Declining rates add to pressure on cargo-only PAX flights
23 / 06 / 2020
Freight rates out of China continued their return to normal seasonal levels last week, putting further pressure on the use of passenger-freighter flights.
The latest figures from TAC Index show that average rates from Shanghai to Europe last week declined by 30.8% week on week to $3.70 per kg. Prices are far below the peak of $11.18 per kg recorded just five weeks ago, but remain 51% up on this time last year.
Elsewhere rate declines began to show signs of stabilizing. Prices from Shanghai to North America dropped 6.3% week on week to $4.74 per kg ($3.29 per kg last year) while from Hong Kong to North America there was an increase of 4.3% on a week earlier to $5.56 per kg ($3.36 last year).
From Hong Kong to Europe prices fell by 4.1% week on week to $3.99 per kg (last year prices stood at $2.62 per kg).
Meanwhile, airlines are continuing to reduce their use of cargo-only passenger flights as regular passenger operations re-start and rate declines put pressure on the profitability of such services.
In a mid-June trading update Cathay Pacific said that in the future it would consider reducing its cargo-only passenger flights.
And this week, the South China Morning Post reported that the airline had told staff that cargo demand has been tapering off, and as a result, there will be cancellations of cargo-only passenger aircraft flights, with the commercial decisions made closer to the time of the flight.
The carrier mounted around 900 pairs of cargo-only passenger flights in May, primarily serving long-haul destinations in North America, Europe and Australia.
As well as lower demand and rates, fuel prices have also been rising to put the economics of these services under pressure.
Peter Stallion of derivatives broker Freight Investor Services said: “BSAs and long-term contract renewals are still pending as the market continues its sharp slide into normal pricing levels — meanwhile, container freight picks up the slack.
“A number of airlines (including Cathay Pacific) have gone public about pulling the plug on passenger-freighters, as achievable prices converge on operating costs.

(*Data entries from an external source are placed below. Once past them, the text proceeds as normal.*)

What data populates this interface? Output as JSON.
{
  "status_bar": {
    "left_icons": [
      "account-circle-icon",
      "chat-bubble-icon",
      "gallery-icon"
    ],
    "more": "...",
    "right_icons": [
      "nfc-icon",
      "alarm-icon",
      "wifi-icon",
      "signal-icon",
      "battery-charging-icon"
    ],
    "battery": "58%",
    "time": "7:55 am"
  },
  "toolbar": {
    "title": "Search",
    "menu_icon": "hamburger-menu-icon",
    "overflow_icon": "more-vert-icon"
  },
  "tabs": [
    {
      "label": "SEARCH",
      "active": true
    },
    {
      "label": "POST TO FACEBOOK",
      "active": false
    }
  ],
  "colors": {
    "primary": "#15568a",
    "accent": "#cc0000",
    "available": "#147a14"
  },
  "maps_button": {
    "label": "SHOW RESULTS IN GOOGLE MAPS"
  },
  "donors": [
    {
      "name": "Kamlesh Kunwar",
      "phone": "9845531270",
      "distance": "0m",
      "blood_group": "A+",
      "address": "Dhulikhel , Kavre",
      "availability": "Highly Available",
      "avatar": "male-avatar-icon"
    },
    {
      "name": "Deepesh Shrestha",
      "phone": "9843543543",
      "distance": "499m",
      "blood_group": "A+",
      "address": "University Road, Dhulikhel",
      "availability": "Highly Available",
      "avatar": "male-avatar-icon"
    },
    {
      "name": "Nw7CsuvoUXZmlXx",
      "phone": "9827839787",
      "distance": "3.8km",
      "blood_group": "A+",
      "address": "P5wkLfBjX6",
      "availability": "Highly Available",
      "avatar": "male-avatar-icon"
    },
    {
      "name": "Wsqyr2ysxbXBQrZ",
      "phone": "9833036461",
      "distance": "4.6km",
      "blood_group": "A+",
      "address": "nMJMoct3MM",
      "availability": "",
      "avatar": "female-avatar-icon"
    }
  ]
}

“This isn’t surprising considering the inefficiency of these aircraft in moving cargoes, and the time it takes to load thousands of boxes through cabin doors and onto seats.”
He added: “The sustainability of the airfreight price and underlying cargo volume is also in doubt, airlines (particularly passenger airlines) do not appear to project a view of medium-term air freight demand support.”

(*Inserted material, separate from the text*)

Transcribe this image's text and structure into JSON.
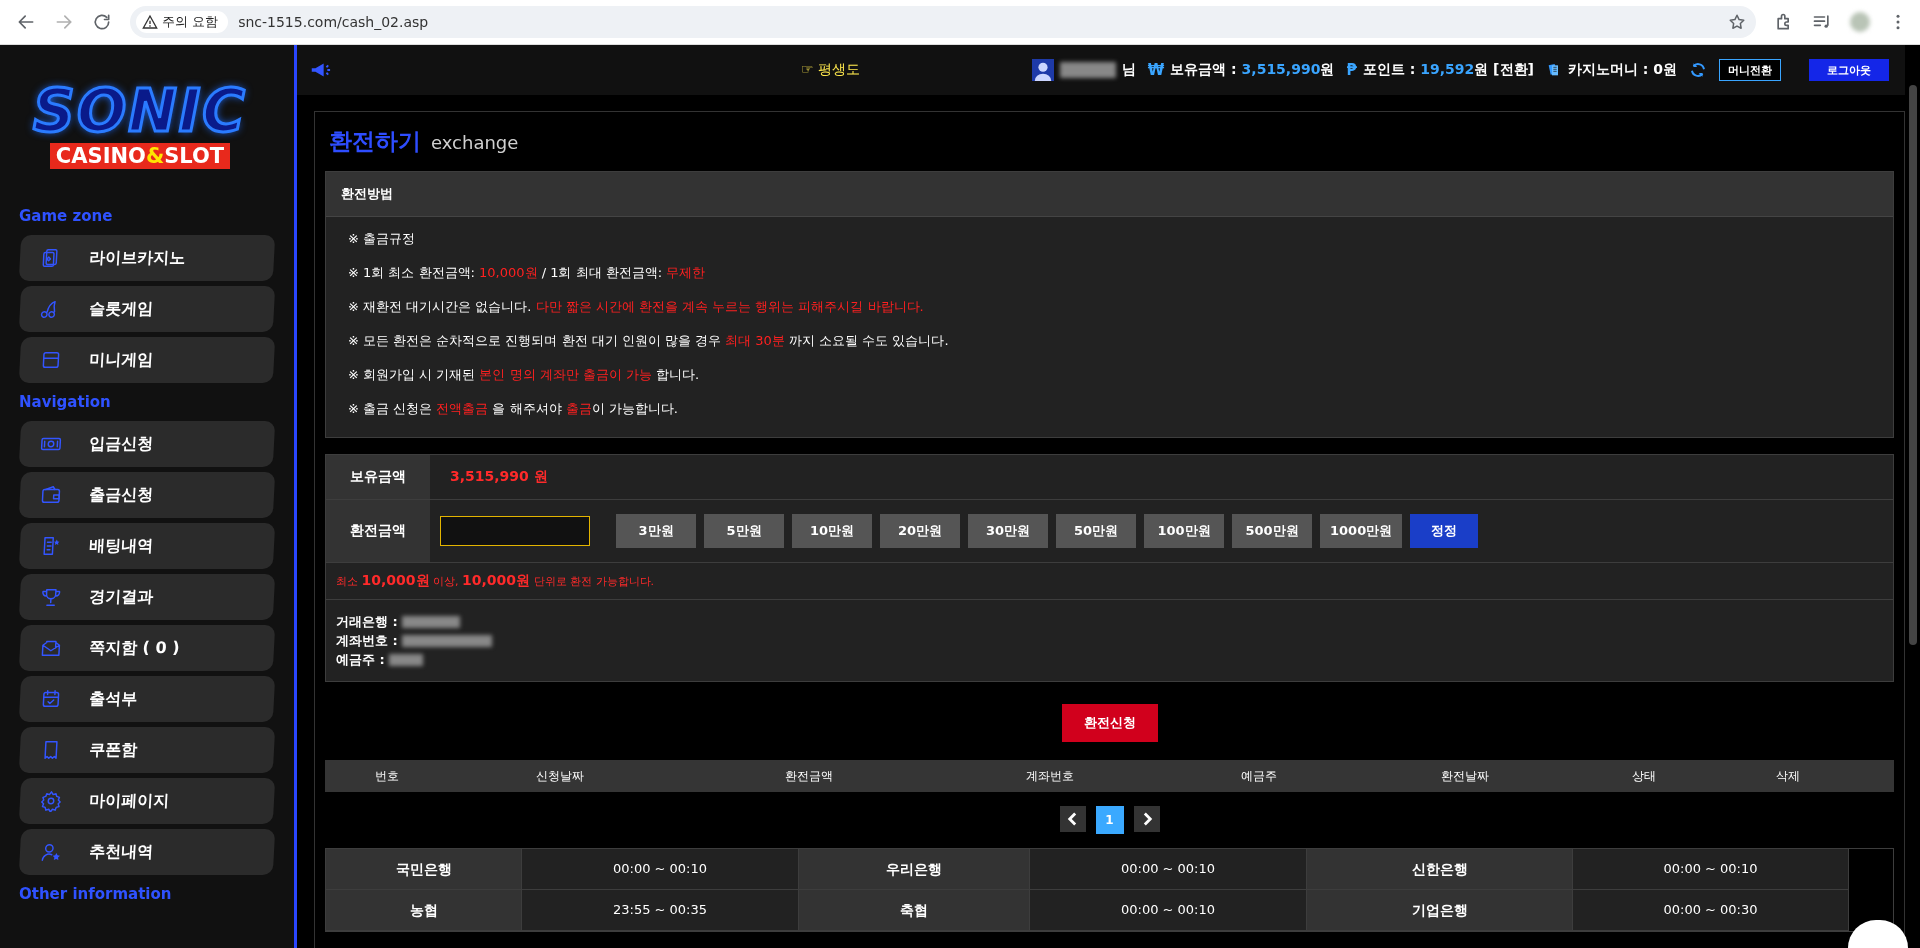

On the capacity front, cargo space is around 25% lower than a year ago according to Accenture’s Seabury Consulting. Capacity on the transpacific is actually 3% up on a year ago, while from Asia Pacific to Europe it is down by 17%.
Last week, Seabury said that cargo-only passenger flights out of China started to decline in mid-May and declined another 16% in the second week of June, a decrease of 3,800 tonnes when compared to the previous week.